Muscle: Smooth Muscle
Smooth muscle is made up of cells that contain a single central nucleus. The cells stick together and are connected by specialised cell junctions, called gap junctions.
The cells are spindle shaped, and the nucleus is central.
This diagram shows a few of the cells that can be seen in the stained section below.
Look at this section of smooth muscle, which shows smooth muscle cells both in longitudinal section (LS) and in transverse section (TS). Compare this to the diagram above, and make sure you can recognise smooth muscle cells in TS and LS.
The cells do not have a striated appearance. This is because the actin and myosin in these muscles is more randomly arranged.
Look at this scanning EM of smooth muscle from the urinary bladder of a guinea pig. Scale bar: 50 mm. It shows bundles of smooth muscle fibres.
(from Molecular Biology of the Cell, Alberts et al.)
There are many functions of smooth muscle, from moving food along the digestive tract, to pulling hair erect in response to cold or fear.
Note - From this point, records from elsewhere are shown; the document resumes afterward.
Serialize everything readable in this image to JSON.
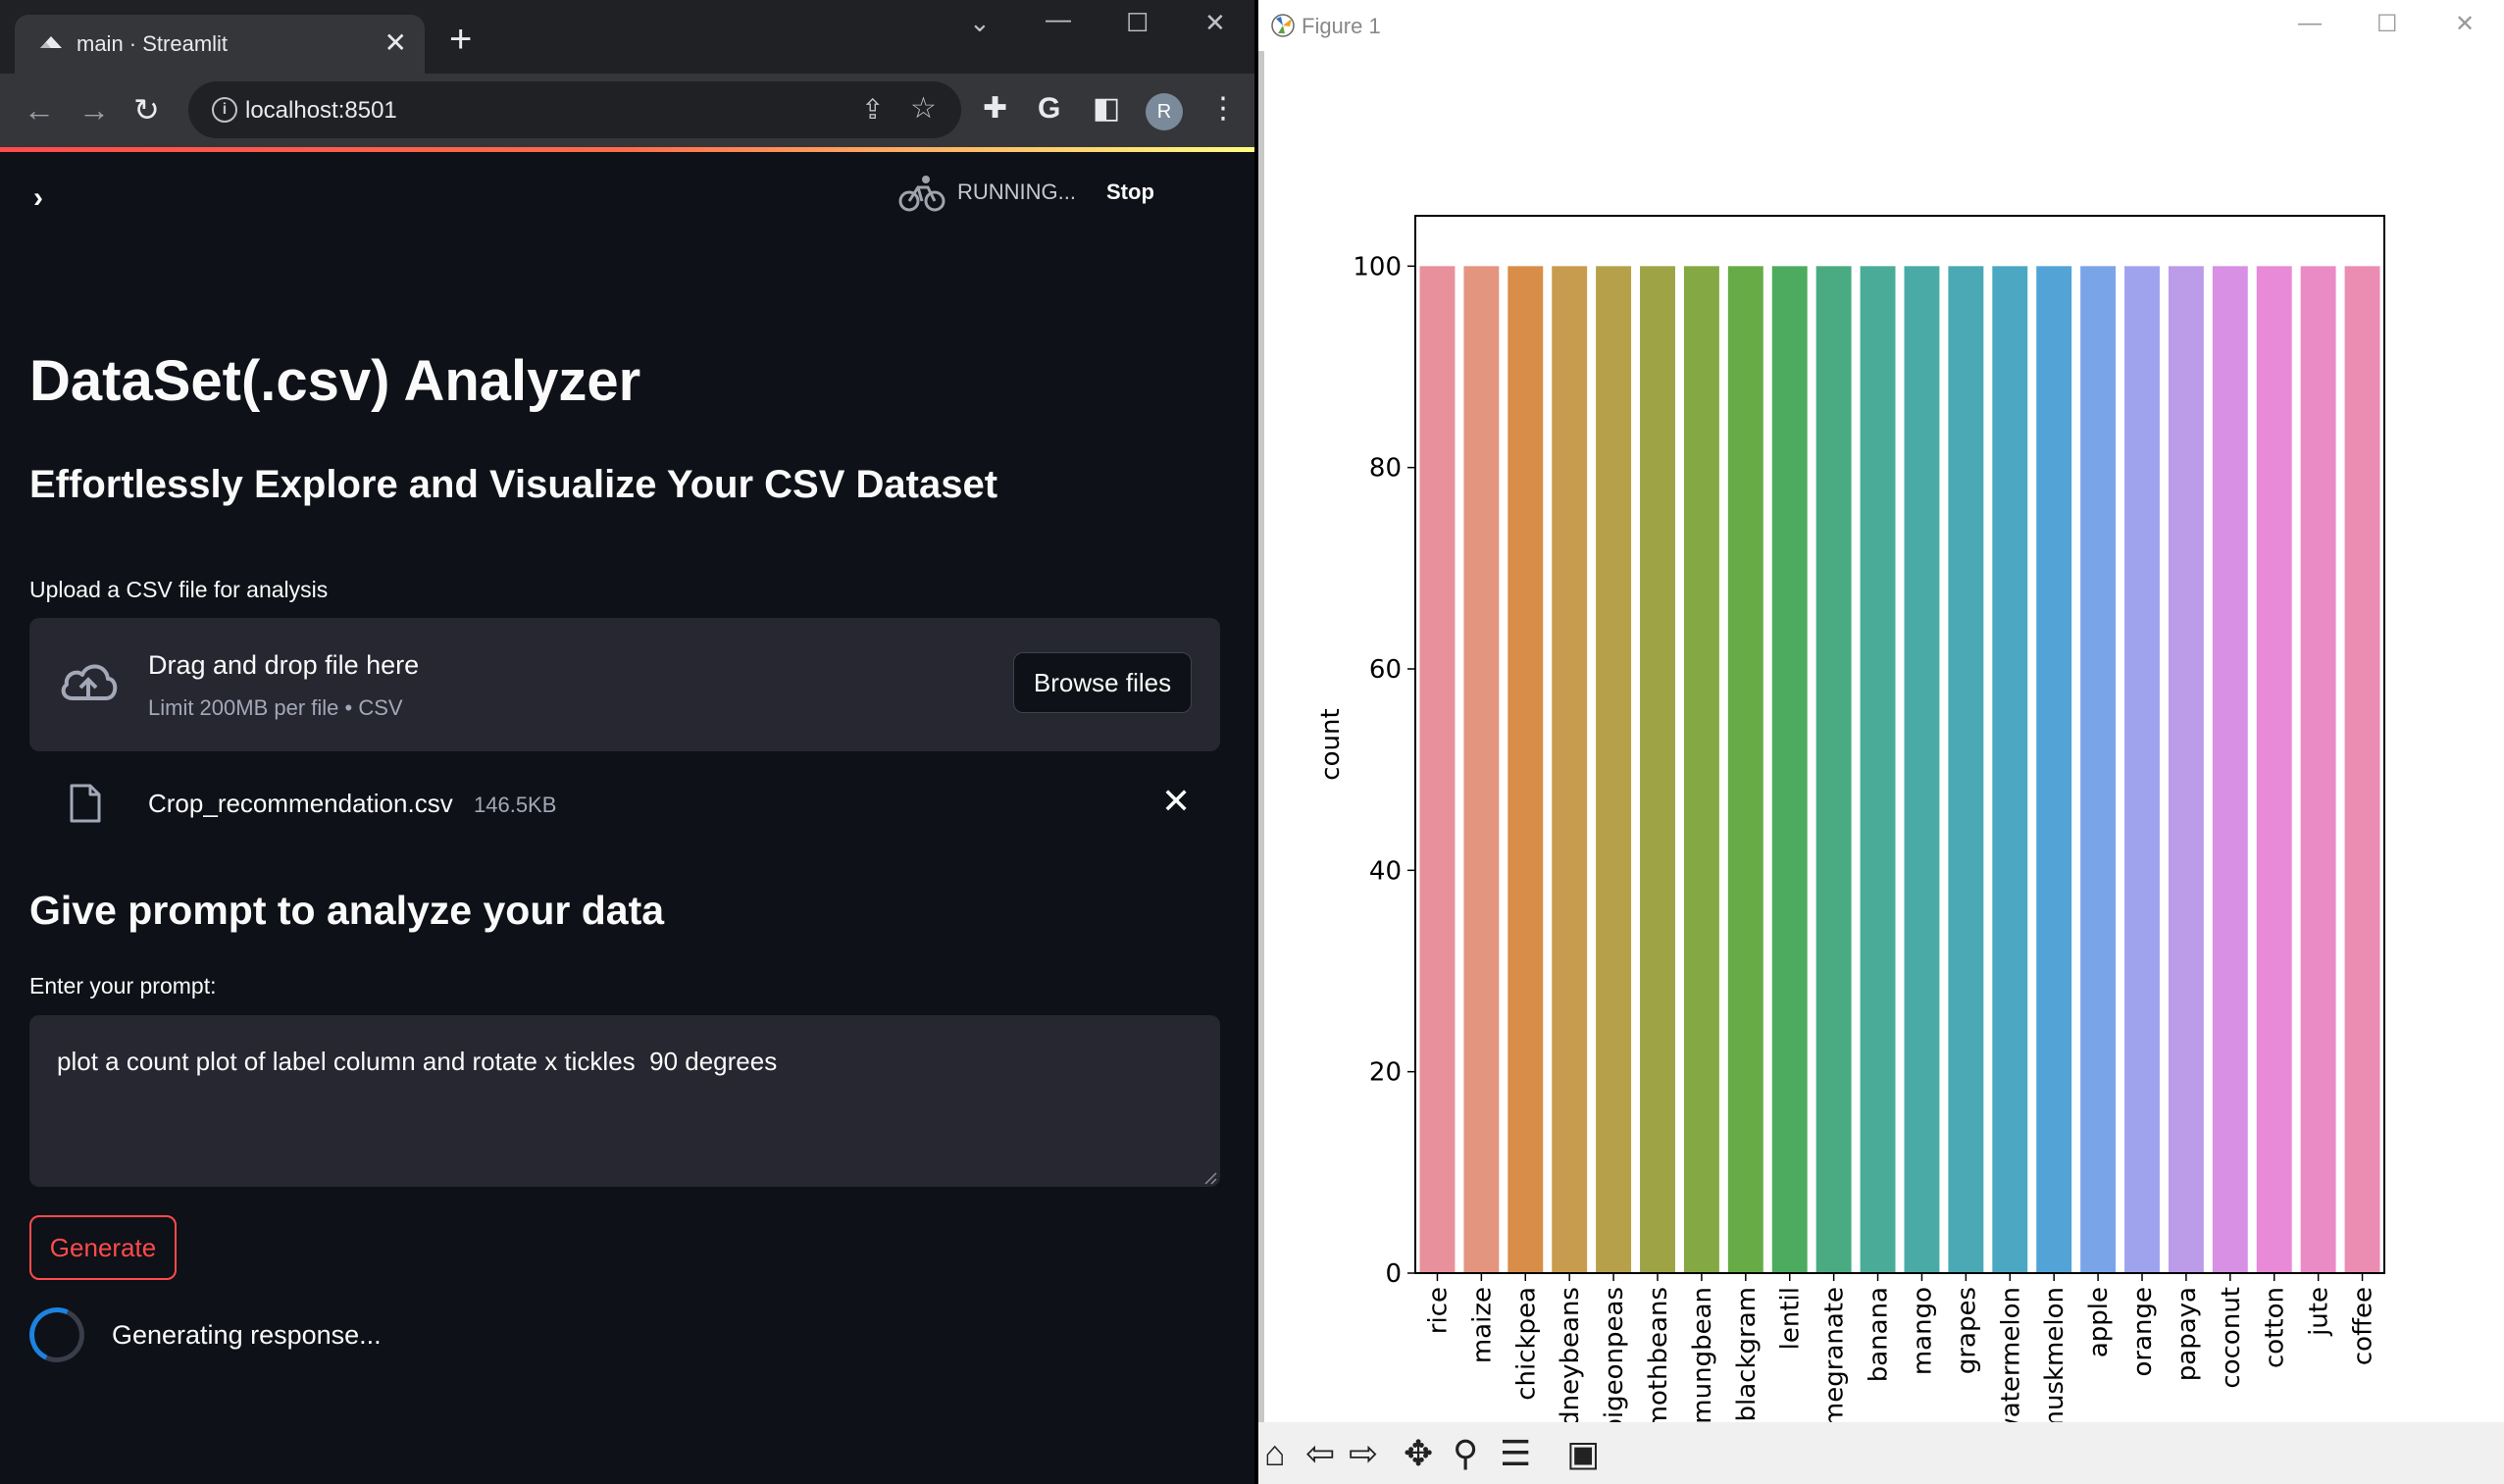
{
  "browser": {
    "tab_title": "main · Streamlit",
    "new_tab_label": "+",
    "url": "localhost:8501",
    "avatar_letter": "R"
  },
  "streamlit": {
    "status": "RUNNING...",
    "stop_label": "Stop",
    "title": "DataSet(.csv) Analyzer",
    "subtitle": "Effortlessly Explore and Visualize Your CSV Dataset",
    "upload_label": "Upload a CSV file for analysis",
    "drop_title": "Drag and drop file here",
    "drop_limit": "Limit 200MB per file • CSV",
    "browse_label": "Browse files",
    "file_name": "Crop_recommendation.csv",
    "file_size": "146.5KB",
    "prompt_heading": "Give prompt to analyze your data",
    "prompt_label": "Enter your prompt:",
    "prompt_value": "plot a count plot of label column and rotate x tickles  90 degrees",
    "generate_label": "Generate",
    "generating_text": "Generating response..."
  },
  "figure": {
    "window_title": "Figure 1"
  },
  "chart_data": {
    "type": "bar",
    "title": "",
    "xlabel": "",
    "ylabel": "count",
    "ylim": [
      0,
      105
    ],
    "yticks": [
      0,
      20,
      40,
      60,
      80,
      100
    ],
    "categories": [
      "rice",
      "maize",
      "chickpea",
      "kidneybeans",
      "pigeonpeas",
      "mothbeans",
      "mungbean",
      "blackgram",
      "lentil",
      "pomegranate",
      "banana",
      "mango",
      "grapes",
      "watermelon",
      "muskmelon",
      "apple",
      "orange",
      "papaya",
      "coconut",
      "cotton",
      "jute",
      "coffee"
    ],
    "values": [
      100,
      100,
      100,
      100,
      100,
      100,
      100,
      100,
      100,
      100,
      100,
      100,
      100,
      100,
      100,
      100,
      100,
      100,
      100,
      100,
      100,
      100
    ],
    "colors": [
      "#e8909b",
      "#e49580",
      "#d88d48",
      "#c89c4f",
      "#b6a04a",
      "#9ea345",
      "#84a844",
      "#67ab46",
      "#4cab5e",
      "#4aab83",
      "#4aac98",
      "#4aaaa6",
      "#4aa9b4",
      "#4ca7c3",
      "#54a3d6",
      "#7aa4e8",
      "#9fa3ee",
      "#bc9be9",
      "#d790e4",
      "#e88ad8",
      "#ea8bc6",
      "#eb8db2"
    ],
    "grid": false,
    "legend": "none"
  }
}
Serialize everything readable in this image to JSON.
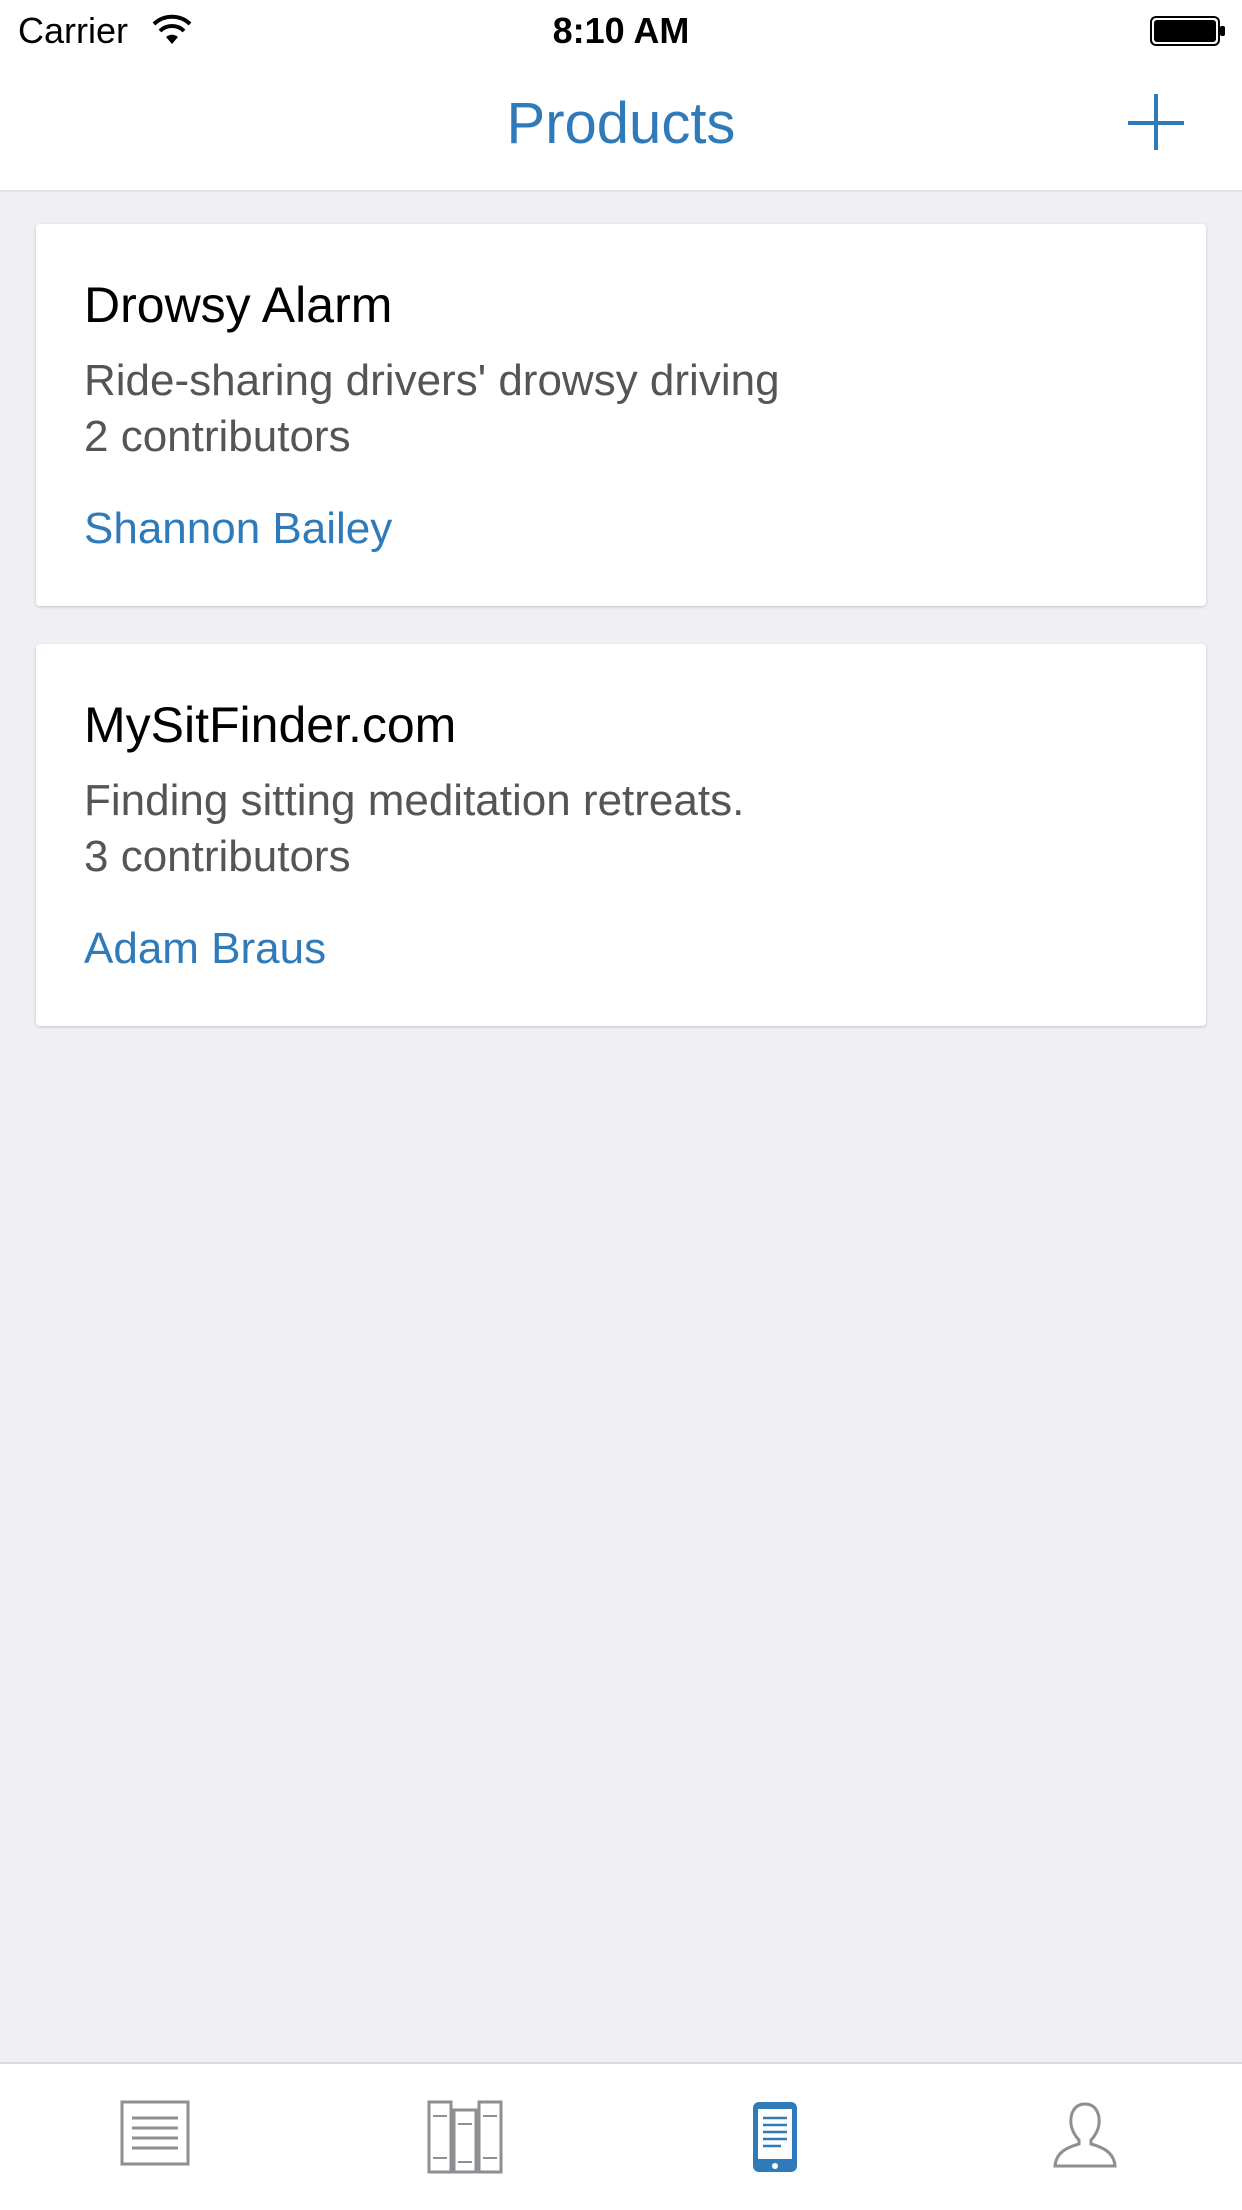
{
  "status": {
    "carrier": "Carrier",
    "time": "8:10 AM"
  },
  "nav": {
    "title": "Products"
  },
  "products": [
    {
      "title": "Drowsy Alarm",
      "description": "Ride-sharing drivers' drowsy driving",
      "contributors": "2 contributors",
      "owner": "Shannon Bailey"
    },
    {
      "title": "MySitFinder.com",
      "description": "Finding sitting meditation retreats.",
      "contributors": "3 contributors",
      "owner": "Adam Braus"
    }
  ],
  "tabs": [
    {
      "icon": "list-icon",
      "active": false
    },
    {
      "icon": "library-icon",
      "active": false
    },
    {
      "icon": "mobile-icon",
      "active": true
    },
    {
      "icon": "profile-icon",
      "active": false
    }
  ],
  "colors": {
    "accent": "#2f7ab9",
    "background": "#efeff4",
    "inactive_icon": "#8e8e93"
  }
}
Single smooth muscle cells are often found surrounding ducts, or blood vessels, lying within the basement membrane - i.e. they are part of the epithelial layer. These are called myo-epithelial cells
When these cells contract, they squeeze the ducts, helping to extrude the contents.
Look at this section of ducts, that are surrounded by myo-epithelial cells.
The myoepithelial cells are very thin, and have dense flattened nuclei. The position of the myoepithelial cells around the duct is outlined in the diagram below.